- What to work on
Write out every line below again exactly as it stands, skipping each image.

----

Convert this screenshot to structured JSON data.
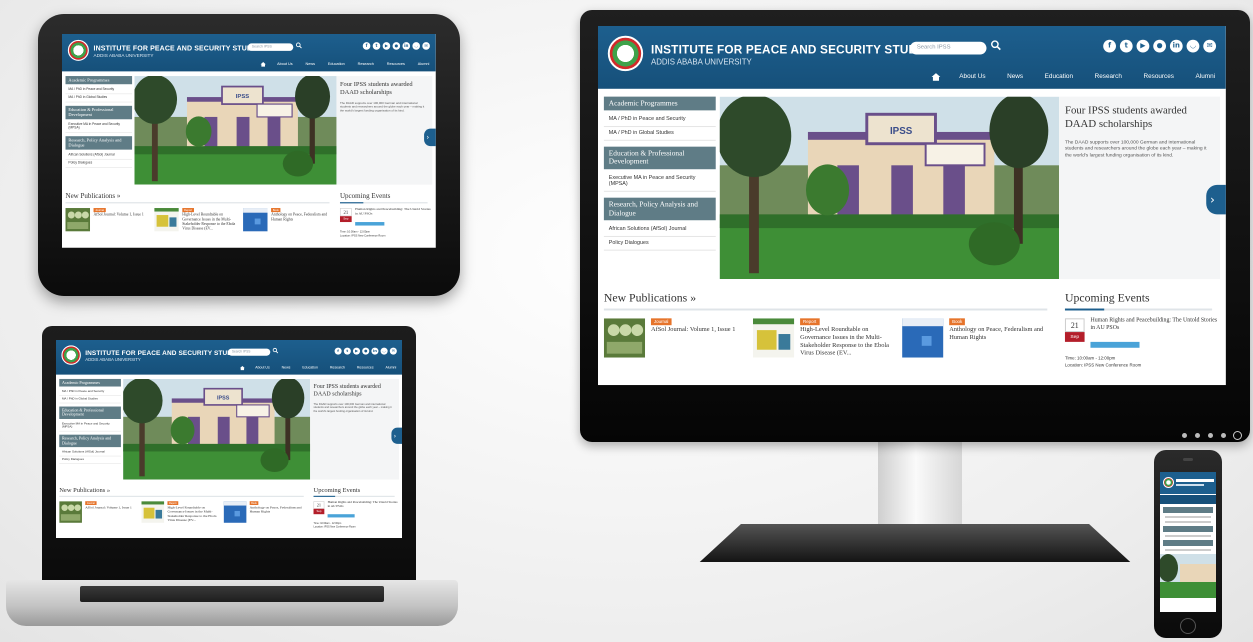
{
  "site": {
    "title": "INSTITUTE FOR PEACE AND SECURITY STUDIES",
    "subtitle": "ADDIS ABABA UNIVERSITY",
    "search_placeholder": "Search IPSS",
    "social_icons": [
      "facebook-icon",
      "twitter-icon",
      "youtube-icon",
      "flickr-icon",
      "linkedin-icon",
      "rss-icon",
      "email-icon"
    ],
    "nav": [
      "About Us",
      "News",
      "Education",
      "Research",
      "Resources",
      "Alumni"
    ],
    "sidebar": [
      {
        "heading": "Academic Programmes",
        "links": [
          "MA / PhD in Peace and Security",
          "MA / PhD in Global Studies"
        ]
      },
      {
        "heading": "Education & Professional Development",
        "links": [
          "Executive MA in Peace and Security (MPSA)"
        ]
      },
      {
        "heading": "Research, Policy Analysis and Dialogue",
        "links": [
          "African Solutions (AfSol) Journal",
          "Policy Dialogues"
        ]
      }
    ],
    "feature": {
      "title": "Four IPSS students awarded DAAD scholarships",
      "body": "The DAAD supports over 100,000 German and international students and researchers around the globe each year – making it the world's largest funding organisation of its kind."
    },
    "publications_title": "New Publications »",
    "publications": [
      {
        "tag": "Journal",
        "title": "AfSol Journal: Volume 1, Issue 1"
      },
      {
        "tag": "Report",
        "title": "High-Level Roundtable on Governance Issues in the Multi-Stakeholder Response to the Ebola Virus Disease (EV..."
      },
      {
        "tag": "Book",
        "title": "Anthology on Peace, Federalism and Human Rights"
      }
    ],
    "events_title": "Upcoming Events",
    "event": {
      "day": "21",
      "month": "Sep",
      "title": "Human Rights and Peacebuilding: The Untold Stories in AU PSOs",
      "time": "Time: 10:00am - 12:00pm",
      "location": "Location: IPSS New Conference Room"
    }
  },
  "colors": {
    "header": "#1d5f8e",
    "sidebar_heading": "#5f7c86",
    "tag": "#e6742b",
    "event_month": "#b31e2a"
  }
}
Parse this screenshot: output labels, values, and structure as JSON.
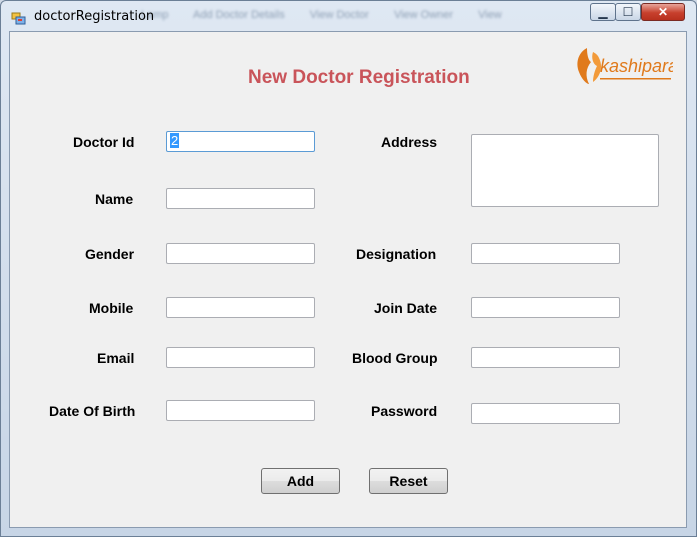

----

- Response area
Convert this screenshot to structured JSON data.
{
  "site": {
    "title": "INSTITUTE FOR PEACE AND SECURITY STUDIES",
    "subtitle": "ADDIS ABABA UNIVERSITY",
    "search_placeholder": "Search IPSS",
    "social_icons": [
      "facebook-icon",
      "twitter-icon",
      "youtube-icon",
      "flickr-icon",
      "linkedin-icon",
      "rss-icon",
      "email-icon"
    ],
    "nav": [
      "About Us",
      "News",
      "Education",
      "Research",
      "Resources",
      "Alumni"
    ],
    "sidebar": [
      {
        "heading": "Academic Programmes",
        "links": [
          "MA / PhD in Peace and Security",
          "MA / PhD in Global Studies"
        ]
      },
      {
        "heading": "Education & Professional Development",
        "links": [
          "Executive MA in Peace and Security (MPSA)"
        ]
      },
      {
        "heading": "Research, Policy Analysis and Dialogue",
        "links": [
          "African Solutions (AfSol) Journal",
          "Policy Dialogues"
        ]
      }
    ],
    "feature": {
      "title": "Four IPSS students awarded DAAD scholarships",
      "body": "The DAAD supports over 100,000 German and international students and researchers around the globe each year – making it the world's largest funding organisation of its kind."
    },
    "publications_title": "New Publications »",
    "publications": [
      {
        "tag": "Journal",
        "title": "AfSol Journal: Volume 1, Issue 1"
      },
      {
        "tag": "Report",
        "title": "High-Level Roundtable on Governance Issues in the Multi-Stakeholder Response to the Ebola Virus Disease (EV..."
      },
      {
        "tag": "Book",
        "title": "Anthology on Peace, Federalism and Human Rights"
      }
    ],
    "events_title": "Upcoming Events",
    "event": {
      "day": "21",
      "month": "Sep",
      "title": "Human Rights and Peacebuilding: The Untold Stories in AU PSOs",
      "time": "Time: 10:00am - 12:00pm",
      "location": "Location: IPSS New Conference Room"
    }
  },
  "colors": {
    "header": "#1d5f8e",
    "sidebar_heading": "#5f7c86",
    "tag": "#e6742b",
    "event_month": "#b31e2a"
  }
}
Parse this screenshot: output labels, values, and structure as JSON.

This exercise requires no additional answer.